Sarah and the ladies in her Sunday School class witnessed a memorable phenomenon this morning. They meet in a ground level classroom in the education building with a full-window view of the alley and the backs of some houses across the alley. As they sat in class, as Sarah relates it, they watched a fellow, 30ish, come out the back door of a back yard apartment behind one of the houses. He was an unattractive bloke to begin with, but topless and sporting a fleshy rice-n-gravy gut, he looked particularly disgusting, according to Sarah and the other ladies. But that wasn’t all–As he talked distractedly on a cell phone he held to his ear with one hand, he walked to the end of his driveway, casually hooked the thumb of his other hand in the elastic waist band of his pajama pants, yanked the pants down around his hips so as to expose . . . er, well, you can imagine what—threw back his shoulders, and relieved himself on the ground in full frontal view of the ladies Sunday School glass less than 20 feet away.

Apparently, he never noticed or considered that he may have an audience. Or did he? The ladies couldn”t believe it–absolutely flabbergasting.

Just goes to show you never know what you’ll see at church. If such happened more often, perhaps more people would attend Sunday School?

The next phrase of pre-retirement: “One more” Monday, Aug 5 2013 

Two years ago seems like yesterday. I read back through this blog and recall highlights of summer 2011, seeming just months rather than years ago.

But anticipating the end of active employment two years forward, the same span of time seems like a short eternity away. The proverbial watch pot boileth not?

I could fashion a construction paper chain of 730 days and break a link each day, like we did as school kids anticipating a holiday. That strategy is childish.

So, I let me resolve the following approach: With the arrival and passing of each annual calendar landmark in 2013-14, I’ll pronounce, “One more and done.”

For example, the annual Fall Semester back-to-school workshop is coming up on August 19. When that workshop is over, I’ll gather my friends and declare, “One more (fall workshop) and done!” Next year’s 2014 workshop will be my last ever as an active employee.

And so on and so forth, noting holidays and other annual landmarks: “One more, and done!” We will see if that strategy helps to move the calendar along for year 2 of pre-retirement.

Vacation: The Natural State of Man Saturday, Aug 3 2013 

Before Adam’s and Eve’s historical bloop, life was a breeze.
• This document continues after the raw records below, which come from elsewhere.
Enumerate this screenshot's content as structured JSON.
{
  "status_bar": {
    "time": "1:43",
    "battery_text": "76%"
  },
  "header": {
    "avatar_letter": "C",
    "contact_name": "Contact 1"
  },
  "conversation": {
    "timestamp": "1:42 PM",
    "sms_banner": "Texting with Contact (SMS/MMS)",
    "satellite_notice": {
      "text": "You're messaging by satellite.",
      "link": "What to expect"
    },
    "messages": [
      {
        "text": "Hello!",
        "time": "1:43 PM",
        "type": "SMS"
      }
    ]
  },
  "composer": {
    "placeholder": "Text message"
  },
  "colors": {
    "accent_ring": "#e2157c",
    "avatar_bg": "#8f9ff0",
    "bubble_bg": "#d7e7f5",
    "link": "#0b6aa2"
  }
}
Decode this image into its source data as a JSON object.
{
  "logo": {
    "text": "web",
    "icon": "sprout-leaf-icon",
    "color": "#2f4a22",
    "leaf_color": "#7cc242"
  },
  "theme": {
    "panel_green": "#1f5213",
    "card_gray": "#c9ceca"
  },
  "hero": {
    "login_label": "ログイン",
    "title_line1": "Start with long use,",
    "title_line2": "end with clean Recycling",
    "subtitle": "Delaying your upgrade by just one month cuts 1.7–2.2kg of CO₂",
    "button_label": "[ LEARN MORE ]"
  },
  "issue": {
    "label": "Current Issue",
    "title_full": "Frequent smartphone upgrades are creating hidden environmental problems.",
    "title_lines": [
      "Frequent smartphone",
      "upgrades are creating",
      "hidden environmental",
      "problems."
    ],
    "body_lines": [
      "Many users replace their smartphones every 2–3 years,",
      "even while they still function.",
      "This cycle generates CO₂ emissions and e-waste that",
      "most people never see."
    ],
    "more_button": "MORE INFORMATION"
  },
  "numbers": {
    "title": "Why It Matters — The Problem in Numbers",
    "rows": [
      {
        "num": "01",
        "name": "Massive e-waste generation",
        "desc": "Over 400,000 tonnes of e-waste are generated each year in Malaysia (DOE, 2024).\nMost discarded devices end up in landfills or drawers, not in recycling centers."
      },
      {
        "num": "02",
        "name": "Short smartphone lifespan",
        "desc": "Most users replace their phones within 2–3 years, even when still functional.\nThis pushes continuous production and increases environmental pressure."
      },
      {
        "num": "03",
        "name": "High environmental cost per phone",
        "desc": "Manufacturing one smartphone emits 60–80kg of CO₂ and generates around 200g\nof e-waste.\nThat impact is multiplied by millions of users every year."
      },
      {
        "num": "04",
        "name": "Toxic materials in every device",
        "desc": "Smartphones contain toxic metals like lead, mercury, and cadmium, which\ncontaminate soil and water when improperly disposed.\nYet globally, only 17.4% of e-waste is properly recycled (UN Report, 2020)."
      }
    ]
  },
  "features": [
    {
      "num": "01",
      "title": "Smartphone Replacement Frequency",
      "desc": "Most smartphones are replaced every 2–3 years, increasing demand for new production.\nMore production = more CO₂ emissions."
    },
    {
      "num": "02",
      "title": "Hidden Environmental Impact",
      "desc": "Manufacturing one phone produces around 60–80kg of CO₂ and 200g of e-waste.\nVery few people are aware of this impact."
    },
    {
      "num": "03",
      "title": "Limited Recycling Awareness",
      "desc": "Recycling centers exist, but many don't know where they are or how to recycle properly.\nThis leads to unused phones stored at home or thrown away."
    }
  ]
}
Work was play. So, vacation must be the natural state of man. If a picture is worth a thousand words, here are several thousand words (without the words).

"Galveston, oh Galveston, I still hear your sea waves crashing!"

“Galveston, oh Galveston, I still hear your sea waves crashing!”

Grandkids and vacation: Peas in a pod, birds of a feather--the fountain of youth!

Grandkids and vacation: Peas in a pod, birds of a feather–the fountain of youth!

Ann and Payton strike a pose as we cross under the I-45 Causeway between the mainland and Galveston Island.

Ann and Payton strike a pose as we cross under the I-45 Causeway between the mainland and Galveston Island.

As the sun sets on Galveston Harbor Friday evening, so sets the sun on a memorable Gulf Coast getaway.

As the sun sets on Galveston Harbor Friday evening, so sets the sun on a memorable Gulf Coast getaway.